    "autoload": {
        "psr-4": {
            "Test\\NewPlugin\\": "src/"

The composer.json file contains things like the autoload path for your plugin classes and the name of your plugin.


<?php declare(strict_types=1);

namespace Test\NewPlugin;

use Shopware\Core\Framework\Plugin;

class TestNewPlugin extends Plugin


<?php declare(strict_types=1);

namespace Test\NewPlugin\Service\ScheduledTask;

use Shopware\Core\Framework\MessageQueue\ScheduledTask\ScheduledTask;

class ExampleTask extends ScheduledTask
    public static function getTaskName(): string
        return 'test.example_task';

    public static function getDefaultInterval(): int
        return 600; // 10 minutes


<?php declare(strict_types=1);

namespace Test\NewPlugin\Service\ScheduledTask;

use Shopware\Core\Framework\MessageQueue\ScheduledTask\ScheduledTaskHandler;

class ExampleTaskHandler extends ScheduledTaskHandler
    public static function getHandledMessages(): iterable
        return [ ExampleTask::class ];

    public function run(): void
        file_put_contents('/var/www/shopware/var/log/plugin-dev.log', time(). ':it is working', FILE_APPEND);

Then you should glue everything together by registering the relevant PHP classes in your plugin's service file.
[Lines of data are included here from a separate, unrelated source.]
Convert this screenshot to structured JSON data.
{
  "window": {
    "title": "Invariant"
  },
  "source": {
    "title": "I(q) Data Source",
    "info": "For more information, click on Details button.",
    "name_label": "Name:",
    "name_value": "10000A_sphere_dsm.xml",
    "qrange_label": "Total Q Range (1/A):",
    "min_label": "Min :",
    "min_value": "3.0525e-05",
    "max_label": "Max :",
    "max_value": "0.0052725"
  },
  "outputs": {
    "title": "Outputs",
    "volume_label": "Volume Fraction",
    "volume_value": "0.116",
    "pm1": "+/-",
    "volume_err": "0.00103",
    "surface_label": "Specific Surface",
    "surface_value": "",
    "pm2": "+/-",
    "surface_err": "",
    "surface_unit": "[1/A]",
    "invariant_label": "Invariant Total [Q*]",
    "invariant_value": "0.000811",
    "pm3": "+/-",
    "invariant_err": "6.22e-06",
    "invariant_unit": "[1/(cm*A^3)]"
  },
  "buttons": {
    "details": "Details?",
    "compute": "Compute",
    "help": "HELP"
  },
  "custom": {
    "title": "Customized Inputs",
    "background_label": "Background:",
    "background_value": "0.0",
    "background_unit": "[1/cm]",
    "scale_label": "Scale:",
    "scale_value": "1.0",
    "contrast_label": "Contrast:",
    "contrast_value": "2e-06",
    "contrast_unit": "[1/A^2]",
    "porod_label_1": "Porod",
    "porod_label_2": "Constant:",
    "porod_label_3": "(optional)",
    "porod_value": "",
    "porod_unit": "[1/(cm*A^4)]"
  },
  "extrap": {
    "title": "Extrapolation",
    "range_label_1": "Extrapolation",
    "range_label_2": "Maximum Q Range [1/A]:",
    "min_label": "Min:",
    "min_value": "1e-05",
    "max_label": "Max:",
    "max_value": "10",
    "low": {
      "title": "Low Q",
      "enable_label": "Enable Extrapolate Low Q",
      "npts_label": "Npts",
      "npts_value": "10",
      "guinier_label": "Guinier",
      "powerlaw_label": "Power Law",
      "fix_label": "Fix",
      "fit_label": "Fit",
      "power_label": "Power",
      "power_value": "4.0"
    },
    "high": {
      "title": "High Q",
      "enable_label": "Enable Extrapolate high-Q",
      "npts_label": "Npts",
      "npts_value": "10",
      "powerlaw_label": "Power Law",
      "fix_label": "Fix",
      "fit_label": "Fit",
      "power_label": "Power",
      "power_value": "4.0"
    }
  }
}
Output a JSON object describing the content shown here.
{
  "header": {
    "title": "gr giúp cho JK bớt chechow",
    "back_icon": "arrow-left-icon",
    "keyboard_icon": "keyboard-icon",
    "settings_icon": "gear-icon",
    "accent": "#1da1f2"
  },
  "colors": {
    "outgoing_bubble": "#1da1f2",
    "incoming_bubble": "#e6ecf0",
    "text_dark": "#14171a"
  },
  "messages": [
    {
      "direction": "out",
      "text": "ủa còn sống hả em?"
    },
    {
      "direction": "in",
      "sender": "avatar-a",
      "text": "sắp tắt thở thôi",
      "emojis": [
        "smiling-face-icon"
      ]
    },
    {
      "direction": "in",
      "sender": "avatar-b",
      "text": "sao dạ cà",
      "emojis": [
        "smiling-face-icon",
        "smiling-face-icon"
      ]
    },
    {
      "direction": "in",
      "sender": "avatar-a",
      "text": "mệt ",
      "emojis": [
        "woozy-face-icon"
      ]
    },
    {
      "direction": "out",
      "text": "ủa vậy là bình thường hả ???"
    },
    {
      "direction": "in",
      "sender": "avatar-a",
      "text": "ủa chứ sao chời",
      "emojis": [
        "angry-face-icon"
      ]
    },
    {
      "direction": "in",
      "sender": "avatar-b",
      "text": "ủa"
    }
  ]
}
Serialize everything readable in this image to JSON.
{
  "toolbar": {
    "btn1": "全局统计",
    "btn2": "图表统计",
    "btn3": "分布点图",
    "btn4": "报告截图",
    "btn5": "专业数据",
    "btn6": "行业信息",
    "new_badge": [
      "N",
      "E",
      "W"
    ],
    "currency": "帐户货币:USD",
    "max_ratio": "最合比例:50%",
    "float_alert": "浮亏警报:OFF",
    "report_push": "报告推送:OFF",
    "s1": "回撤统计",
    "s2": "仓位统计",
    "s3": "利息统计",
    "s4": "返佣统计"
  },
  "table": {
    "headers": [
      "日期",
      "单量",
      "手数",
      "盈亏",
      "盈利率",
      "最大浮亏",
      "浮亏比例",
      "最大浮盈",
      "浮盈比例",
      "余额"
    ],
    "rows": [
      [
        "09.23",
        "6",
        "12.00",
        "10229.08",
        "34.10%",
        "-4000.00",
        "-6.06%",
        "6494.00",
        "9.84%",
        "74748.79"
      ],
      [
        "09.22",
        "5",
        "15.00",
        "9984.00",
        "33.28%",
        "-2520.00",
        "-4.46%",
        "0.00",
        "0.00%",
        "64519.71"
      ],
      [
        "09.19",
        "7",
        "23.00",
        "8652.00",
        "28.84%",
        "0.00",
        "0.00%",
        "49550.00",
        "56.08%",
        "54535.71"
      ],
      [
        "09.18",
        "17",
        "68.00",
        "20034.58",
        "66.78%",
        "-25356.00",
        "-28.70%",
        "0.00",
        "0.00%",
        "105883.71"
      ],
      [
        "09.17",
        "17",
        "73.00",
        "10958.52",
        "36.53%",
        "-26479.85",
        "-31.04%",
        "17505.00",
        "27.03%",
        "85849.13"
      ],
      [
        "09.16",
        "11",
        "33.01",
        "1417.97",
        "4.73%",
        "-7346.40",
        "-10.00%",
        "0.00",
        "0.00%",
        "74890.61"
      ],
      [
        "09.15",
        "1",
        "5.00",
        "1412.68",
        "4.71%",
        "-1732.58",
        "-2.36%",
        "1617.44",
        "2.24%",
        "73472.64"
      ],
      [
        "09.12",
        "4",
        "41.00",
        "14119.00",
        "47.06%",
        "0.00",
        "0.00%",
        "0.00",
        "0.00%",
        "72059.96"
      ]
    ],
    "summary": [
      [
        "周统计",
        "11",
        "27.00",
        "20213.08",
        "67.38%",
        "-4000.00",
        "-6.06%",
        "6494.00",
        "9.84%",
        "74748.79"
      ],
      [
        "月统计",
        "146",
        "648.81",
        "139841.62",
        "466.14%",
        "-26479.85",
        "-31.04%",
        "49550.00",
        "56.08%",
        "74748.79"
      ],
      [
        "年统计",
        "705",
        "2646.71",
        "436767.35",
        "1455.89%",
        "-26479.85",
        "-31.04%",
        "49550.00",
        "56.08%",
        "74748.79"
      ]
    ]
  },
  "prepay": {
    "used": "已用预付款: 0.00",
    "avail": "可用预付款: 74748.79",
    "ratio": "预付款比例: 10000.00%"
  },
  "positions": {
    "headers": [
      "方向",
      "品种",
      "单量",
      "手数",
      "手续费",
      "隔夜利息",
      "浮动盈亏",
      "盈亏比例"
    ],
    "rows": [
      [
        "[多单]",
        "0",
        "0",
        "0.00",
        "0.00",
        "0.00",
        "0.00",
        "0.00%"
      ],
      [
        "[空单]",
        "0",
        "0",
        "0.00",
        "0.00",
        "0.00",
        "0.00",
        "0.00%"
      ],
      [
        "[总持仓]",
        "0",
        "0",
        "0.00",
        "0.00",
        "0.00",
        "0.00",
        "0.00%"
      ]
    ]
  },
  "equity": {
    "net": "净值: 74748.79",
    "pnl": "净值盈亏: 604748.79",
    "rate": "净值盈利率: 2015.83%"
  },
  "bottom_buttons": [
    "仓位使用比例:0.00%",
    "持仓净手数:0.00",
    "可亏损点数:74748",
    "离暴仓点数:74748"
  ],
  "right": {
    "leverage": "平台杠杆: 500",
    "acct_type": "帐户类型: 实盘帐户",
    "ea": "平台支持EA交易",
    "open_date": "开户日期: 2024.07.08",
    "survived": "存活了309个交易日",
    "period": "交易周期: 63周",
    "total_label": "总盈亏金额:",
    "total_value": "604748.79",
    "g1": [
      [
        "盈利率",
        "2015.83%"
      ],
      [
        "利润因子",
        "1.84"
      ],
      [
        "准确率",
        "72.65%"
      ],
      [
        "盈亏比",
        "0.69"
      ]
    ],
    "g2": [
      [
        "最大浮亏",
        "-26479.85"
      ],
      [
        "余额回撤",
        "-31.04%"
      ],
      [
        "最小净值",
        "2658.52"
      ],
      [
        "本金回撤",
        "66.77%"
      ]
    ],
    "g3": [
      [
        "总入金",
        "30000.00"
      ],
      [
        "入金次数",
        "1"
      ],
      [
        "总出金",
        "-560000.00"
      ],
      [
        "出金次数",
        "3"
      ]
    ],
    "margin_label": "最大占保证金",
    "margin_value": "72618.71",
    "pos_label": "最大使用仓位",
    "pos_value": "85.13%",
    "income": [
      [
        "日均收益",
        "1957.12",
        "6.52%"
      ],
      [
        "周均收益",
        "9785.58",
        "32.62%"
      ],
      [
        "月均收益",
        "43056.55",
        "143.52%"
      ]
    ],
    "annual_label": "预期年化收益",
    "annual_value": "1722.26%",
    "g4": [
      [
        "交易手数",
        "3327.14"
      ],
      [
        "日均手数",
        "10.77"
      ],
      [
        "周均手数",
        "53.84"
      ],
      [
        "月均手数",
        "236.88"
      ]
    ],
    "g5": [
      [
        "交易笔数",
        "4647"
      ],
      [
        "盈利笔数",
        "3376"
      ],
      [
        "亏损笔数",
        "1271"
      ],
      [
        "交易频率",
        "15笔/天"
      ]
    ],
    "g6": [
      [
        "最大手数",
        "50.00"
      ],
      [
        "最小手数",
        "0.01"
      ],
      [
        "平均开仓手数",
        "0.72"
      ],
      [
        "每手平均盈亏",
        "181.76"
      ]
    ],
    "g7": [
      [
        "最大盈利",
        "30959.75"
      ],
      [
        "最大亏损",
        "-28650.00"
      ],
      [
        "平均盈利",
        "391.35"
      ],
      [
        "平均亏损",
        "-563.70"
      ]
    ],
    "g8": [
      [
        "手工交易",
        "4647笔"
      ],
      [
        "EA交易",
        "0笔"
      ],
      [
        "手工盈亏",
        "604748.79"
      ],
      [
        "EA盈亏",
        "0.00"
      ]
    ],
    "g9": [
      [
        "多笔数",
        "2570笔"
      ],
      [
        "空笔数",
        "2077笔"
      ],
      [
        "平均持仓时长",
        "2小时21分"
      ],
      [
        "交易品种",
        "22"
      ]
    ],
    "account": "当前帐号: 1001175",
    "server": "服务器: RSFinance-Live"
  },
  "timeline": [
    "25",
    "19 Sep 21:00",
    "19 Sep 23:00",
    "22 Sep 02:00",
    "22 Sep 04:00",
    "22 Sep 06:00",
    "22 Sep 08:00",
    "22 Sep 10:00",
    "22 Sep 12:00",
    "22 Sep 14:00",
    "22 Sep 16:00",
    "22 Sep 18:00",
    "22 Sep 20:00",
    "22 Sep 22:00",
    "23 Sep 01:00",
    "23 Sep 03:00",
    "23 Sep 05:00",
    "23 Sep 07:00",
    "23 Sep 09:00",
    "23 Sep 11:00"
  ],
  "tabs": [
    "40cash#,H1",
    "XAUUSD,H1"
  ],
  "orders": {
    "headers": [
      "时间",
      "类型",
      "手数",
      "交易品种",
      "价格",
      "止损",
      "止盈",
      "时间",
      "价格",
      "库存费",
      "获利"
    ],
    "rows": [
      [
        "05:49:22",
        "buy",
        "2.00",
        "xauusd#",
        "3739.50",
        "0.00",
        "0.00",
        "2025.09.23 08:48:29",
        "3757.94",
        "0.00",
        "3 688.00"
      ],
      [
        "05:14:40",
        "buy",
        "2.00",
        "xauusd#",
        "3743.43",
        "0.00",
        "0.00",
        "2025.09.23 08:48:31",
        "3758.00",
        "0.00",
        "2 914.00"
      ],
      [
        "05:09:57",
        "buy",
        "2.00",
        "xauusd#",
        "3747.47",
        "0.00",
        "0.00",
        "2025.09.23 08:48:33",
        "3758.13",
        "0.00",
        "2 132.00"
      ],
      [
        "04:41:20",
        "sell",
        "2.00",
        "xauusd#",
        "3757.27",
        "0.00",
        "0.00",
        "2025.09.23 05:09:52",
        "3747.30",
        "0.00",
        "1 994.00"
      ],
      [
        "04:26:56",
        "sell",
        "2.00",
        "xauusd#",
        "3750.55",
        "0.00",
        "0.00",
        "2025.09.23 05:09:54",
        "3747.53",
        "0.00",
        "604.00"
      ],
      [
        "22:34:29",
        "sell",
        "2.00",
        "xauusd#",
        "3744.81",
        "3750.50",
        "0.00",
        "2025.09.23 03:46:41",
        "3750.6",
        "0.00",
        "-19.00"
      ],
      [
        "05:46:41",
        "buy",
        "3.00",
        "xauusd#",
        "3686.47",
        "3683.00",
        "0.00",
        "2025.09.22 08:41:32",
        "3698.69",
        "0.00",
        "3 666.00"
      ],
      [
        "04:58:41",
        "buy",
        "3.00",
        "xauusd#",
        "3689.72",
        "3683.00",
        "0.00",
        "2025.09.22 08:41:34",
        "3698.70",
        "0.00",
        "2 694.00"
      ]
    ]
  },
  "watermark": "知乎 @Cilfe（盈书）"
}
Note, this is also where you can provide other classes as a "service" to your ScheduledTask handler via dependency injection.


<xml version="1.0" ?>

<container xmlns=""

        <service id="Test\NewPlugin\Service\ScheduledTask\ExampleTask">
            <tag name="shopware.scheduled.task" />

        <service id="Test\NewPlugin\Service\ScheduledTask\ExampleTaskHandler">
            <argument type="service" id="scheduled_task.repository" />
            <tag name="messenger.message_handler" />

How scheduled tasks work

It is important to note, this plugin is totally dependent on a functioning queue system. You will need to correctly configure your messenger:consume workers with either Systemd or Supervisor – it is not recommended to use cron, because it can be difficult to ensure your workers are restarted and make sure only a specific number of workers are running.

Here is a example of a supervisor .conf file for starting a couple of messenger:consume workers.


command=php /var/www/shopware/bin/console messenger:consume async --time-limit=1800 --memory-limit=1024M

These files should be placed in /etc/supervisor/conf.d/.

Supervisor is also commonly used inside a Docker container to run various services required by the web application. E.g. PHP-FPM and the Apache HTTP server.

You will also need a single process register the scheduled tasks in Shopware.


command=php /var/www/shopware/bin/console scheduled-task:run -n --memory-limit=512M


  1. Add Scheduled Task -

Tell us what you think:

  1. How to access standard php $_GET parameters from the Shopware storefront .twig files. E.g. The URL query string parameters.
  2. Sometimes we may to manually clear cached Shopware files to fix namespace issues.
  3. This error can apparently happen as a result of numerous situations causing perpetual calls to functions or methods. In this article, I try to list some of them.
  4. Here is the reason why the Shopware build script may not progress beyond: Dumped plugin configuration.

More in: Shopware